This past Sunday morning we were given a lift to Damascus, VA to pick up the Appalachian Trail by a nice couple from Danville, VA. We arrived there mid-afternoon and set to getting last minute supplies before hitting the trail.
We ended up hiking about 4.5 miles down the AT (crossing the Virginia/Tennessee border) - halfway through the hike it proceeded to start raining but there was nowhere to set up camp so we were forced to press on until nightfall, when we finally found a place semi-suitable to bed down for the night. Everything was damp/wet so starting a real fire was impossible...as it was we were barely able to find enough 'dry' tinder to make dinner in our hobo stove. I woke up several times that night cold despite temps being in the 50's (40's after factoring in the wind-chill). So much for the 20 degree rating my Coleman sleeping bag boasts to be!
The next morning we hiked another 5.5 miles before stopping at one of the shelters on the AT, where we set up at one of the camp sites in the vicinity. We gathered some water from a nearby stream to boil for food - which worked out well. That night it was a little easier to find tinder for the hobo stove but we were still unable to start a real fire. Another cold and restless night ensued and it was becoming difficult to keep a positive attitude about the whole experience.

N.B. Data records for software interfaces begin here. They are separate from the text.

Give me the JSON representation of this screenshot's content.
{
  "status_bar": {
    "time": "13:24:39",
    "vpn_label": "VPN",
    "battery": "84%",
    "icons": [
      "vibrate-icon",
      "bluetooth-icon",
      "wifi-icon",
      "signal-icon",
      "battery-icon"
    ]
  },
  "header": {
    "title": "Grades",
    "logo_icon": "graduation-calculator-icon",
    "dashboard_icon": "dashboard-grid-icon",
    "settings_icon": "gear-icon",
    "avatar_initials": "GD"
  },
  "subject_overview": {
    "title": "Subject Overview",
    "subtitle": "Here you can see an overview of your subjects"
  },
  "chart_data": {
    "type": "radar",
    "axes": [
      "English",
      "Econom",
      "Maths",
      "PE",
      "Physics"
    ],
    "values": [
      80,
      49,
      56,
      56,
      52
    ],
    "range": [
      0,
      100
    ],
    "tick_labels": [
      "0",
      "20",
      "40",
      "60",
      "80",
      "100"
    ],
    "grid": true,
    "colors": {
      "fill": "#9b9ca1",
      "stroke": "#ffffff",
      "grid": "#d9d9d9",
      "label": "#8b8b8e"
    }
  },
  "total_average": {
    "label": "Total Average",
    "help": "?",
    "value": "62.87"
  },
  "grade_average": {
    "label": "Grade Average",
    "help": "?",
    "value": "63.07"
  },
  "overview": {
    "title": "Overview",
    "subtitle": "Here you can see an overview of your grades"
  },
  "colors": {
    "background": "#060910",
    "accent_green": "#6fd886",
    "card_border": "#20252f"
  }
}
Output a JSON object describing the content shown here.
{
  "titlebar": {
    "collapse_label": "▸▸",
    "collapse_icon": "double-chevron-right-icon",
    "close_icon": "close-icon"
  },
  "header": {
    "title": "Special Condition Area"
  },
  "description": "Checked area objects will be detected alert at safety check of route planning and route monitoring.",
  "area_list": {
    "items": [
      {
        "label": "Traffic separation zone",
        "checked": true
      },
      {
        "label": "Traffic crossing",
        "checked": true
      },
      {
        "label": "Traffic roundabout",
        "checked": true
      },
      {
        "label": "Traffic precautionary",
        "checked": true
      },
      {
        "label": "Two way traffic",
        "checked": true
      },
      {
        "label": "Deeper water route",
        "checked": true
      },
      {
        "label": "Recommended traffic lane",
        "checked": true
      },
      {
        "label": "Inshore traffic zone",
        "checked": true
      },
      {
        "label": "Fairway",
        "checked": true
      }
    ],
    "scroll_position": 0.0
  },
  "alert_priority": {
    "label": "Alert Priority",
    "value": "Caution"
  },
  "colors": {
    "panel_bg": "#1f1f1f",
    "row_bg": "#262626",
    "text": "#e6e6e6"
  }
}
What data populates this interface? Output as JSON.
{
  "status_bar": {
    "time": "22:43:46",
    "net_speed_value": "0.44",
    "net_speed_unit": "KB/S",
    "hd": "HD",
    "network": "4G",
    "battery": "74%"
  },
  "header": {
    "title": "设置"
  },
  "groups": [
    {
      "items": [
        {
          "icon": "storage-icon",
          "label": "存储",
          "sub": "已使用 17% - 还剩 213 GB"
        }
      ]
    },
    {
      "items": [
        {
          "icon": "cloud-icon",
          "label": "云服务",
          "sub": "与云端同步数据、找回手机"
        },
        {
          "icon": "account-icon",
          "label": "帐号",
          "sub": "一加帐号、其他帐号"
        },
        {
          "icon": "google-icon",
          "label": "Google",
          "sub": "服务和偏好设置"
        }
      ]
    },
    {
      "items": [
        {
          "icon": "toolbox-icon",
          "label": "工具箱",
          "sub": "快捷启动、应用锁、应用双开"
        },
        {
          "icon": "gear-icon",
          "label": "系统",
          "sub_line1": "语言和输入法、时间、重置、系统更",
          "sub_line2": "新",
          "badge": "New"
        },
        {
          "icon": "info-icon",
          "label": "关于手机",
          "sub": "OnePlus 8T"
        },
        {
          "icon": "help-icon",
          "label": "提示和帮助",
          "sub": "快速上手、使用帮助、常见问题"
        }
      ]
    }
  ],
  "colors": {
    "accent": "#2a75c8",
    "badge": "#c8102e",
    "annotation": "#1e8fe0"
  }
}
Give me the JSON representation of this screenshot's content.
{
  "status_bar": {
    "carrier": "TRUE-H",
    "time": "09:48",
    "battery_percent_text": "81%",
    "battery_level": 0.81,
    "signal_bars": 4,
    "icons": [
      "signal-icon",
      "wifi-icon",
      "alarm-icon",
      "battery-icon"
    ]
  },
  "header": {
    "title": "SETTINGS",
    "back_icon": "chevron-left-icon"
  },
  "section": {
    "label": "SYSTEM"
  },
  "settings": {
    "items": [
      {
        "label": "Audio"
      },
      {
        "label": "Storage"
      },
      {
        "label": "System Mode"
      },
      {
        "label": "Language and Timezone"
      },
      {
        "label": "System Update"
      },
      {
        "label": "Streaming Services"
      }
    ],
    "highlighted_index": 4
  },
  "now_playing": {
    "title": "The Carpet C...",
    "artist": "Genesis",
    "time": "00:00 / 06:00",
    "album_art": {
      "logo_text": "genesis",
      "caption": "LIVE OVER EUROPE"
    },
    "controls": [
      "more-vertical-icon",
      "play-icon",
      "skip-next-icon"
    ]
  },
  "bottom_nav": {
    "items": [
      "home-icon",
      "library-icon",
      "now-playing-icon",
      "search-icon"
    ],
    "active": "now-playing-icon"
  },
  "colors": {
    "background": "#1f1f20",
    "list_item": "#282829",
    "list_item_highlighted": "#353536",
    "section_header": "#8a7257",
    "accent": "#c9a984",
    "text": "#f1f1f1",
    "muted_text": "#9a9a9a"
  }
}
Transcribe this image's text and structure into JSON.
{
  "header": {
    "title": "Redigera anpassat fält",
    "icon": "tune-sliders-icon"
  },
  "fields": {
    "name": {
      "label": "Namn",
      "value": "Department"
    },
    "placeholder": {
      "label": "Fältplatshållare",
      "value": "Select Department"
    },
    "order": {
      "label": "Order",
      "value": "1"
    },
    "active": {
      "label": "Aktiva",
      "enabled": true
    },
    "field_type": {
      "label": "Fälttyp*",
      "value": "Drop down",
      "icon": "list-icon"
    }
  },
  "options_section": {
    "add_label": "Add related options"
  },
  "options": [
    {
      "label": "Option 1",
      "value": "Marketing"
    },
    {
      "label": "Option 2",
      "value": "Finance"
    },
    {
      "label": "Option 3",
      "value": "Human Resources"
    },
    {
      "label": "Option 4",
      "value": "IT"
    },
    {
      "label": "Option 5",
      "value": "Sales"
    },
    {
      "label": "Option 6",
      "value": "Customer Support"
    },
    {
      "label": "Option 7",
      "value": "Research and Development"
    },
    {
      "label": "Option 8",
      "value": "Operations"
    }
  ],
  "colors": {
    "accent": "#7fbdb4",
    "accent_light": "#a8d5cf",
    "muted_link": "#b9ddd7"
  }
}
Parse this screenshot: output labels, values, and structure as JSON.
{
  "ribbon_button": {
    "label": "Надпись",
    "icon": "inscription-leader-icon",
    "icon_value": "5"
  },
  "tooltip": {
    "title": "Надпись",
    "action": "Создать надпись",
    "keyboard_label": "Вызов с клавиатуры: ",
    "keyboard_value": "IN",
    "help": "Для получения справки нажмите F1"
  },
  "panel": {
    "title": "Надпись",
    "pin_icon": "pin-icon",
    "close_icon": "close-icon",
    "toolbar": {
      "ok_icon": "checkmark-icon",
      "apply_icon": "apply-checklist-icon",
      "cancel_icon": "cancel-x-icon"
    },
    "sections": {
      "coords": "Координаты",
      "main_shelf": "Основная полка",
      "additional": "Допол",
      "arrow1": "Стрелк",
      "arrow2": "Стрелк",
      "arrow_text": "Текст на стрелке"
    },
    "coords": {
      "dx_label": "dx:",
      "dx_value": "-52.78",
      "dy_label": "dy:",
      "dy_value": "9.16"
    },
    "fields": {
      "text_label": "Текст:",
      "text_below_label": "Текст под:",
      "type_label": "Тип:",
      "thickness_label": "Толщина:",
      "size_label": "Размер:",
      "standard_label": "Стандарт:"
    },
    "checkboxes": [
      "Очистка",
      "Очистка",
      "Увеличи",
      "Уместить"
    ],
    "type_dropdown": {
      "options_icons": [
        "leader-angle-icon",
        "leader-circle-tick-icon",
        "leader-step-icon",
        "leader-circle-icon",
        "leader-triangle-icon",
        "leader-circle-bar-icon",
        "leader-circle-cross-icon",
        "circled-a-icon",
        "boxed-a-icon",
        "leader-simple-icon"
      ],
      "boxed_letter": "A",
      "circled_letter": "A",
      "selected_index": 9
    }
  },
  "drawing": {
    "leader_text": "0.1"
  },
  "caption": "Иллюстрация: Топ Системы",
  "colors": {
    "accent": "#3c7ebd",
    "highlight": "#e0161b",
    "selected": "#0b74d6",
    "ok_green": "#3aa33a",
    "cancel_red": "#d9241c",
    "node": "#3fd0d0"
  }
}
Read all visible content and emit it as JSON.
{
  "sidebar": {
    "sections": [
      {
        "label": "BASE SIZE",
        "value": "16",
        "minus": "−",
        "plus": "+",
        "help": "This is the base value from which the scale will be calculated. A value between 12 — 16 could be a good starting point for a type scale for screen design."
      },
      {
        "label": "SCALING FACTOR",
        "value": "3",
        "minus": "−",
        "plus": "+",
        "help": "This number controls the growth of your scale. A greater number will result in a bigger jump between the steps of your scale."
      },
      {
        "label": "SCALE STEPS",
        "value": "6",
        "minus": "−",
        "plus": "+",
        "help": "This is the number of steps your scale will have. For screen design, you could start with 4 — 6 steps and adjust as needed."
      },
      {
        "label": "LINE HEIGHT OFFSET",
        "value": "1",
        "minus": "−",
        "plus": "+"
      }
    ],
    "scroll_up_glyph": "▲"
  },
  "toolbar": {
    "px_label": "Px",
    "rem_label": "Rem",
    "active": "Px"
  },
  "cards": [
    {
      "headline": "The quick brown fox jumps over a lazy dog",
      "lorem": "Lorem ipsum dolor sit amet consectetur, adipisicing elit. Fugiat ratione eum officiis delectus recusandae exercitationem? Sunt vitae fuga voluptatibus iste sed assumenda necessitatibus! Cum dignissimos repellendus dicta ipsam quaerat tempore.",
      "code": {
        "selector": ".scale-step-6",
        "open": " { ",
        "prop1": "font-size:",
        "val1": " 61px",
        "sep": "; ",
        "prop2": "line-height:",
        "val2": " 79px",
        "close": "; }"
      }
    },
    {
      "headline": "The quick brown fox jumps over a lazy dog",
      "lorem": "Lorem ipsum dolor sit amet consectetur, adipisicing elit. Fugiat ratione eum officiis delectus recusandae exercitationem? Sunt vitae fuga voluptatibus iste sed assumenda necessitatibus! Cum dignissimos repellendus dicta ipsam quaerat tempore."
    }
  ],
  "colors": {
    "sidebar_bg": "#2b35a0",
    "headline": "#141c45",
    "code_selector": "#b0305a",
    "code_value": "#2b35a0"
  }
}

We woke up to more rain and damp gear - thankfully the sun came out just before we started hiking again, which helped a little. 5 miles later we took a detour off the trail into a small town called Shady Valley to re-supply our food and water. It was a 3.5 mile trek on the road to get there...nothing but a blinking light, small restaurant, and general store that catered to bikers as opposed to hikers. Most of the local folk did not appear to be friendly to outsiders - thankfully the ladies running the restaurant (Jessica and Logan) were really nice, brewed a mean cup (or three) of coffee, and made the best burgers we've had in a very long time!
After eating and re-supplying Jessica gave us a ride to another AT trail-head (yes, we took a small short-cut but we DID hike those extra miles into town which I viewed as a good excuse...haha), where we hiked about another mile before finding a site to set up camp. For the first time since hitting the AT we were finally able to start a fire, relax, and talk without the stress of everything being damp and cold. Of course I froze my hind-quarters off that night (to the sound of cows mooing in the distance at a Shady Valley farm) - and when we woke up yesterday morning our rainfly lines were pulled out of the ground as if something (most likely a bear) had come through camp and tripped on them. I didn't hear anything and I'm still in one piece so for that I am thankful.
In sitting and talking, though, we decided that it might be in our best interests to get off the AT and start trying to find a way to get south faster on the road as opposed to the trail. There were no good views the whole time we were on it, it is cold and forcasted to frost this coming weekend, and I am currently sick with a cold. So we backtracked the mile hike to the road and started walking. About 5 miles down we got a ride into Elizabethton, TN (we had another 13 or so miles to go before reaching the town line and probably another 5-10 miles before getting to the part of town where anything was) - where we remain this morning. We invested in a hotel room so we would have a warm, dry place to sleep...plus I really wanted a bath!
I am sick, sore, tired, and a little worried about how we're going to get to a warmer climate before we freeze to death. I have faith, however, that things will work out. Despite all the hell we've been through over the past week and a half a lot of good has happened, too. We've met a lot of great people and things have fallen into place when we've needed them to.
We are at the point now where we are re-evaluating what we want from this trek - we've gone from too much society to too little. I think ultimately we have decided that we want to see the country but we don't want to suffer unnecessarily in order to do so. Sticking to roads as opposed to trails will allow us to be closer to basic necessities like food and water...while also affording us the opportunity to catch a lift here and there between stints of hiking on foot.
Hopefully it will also allow me more opportunities to post to the blog and get better photos of the various landscapes!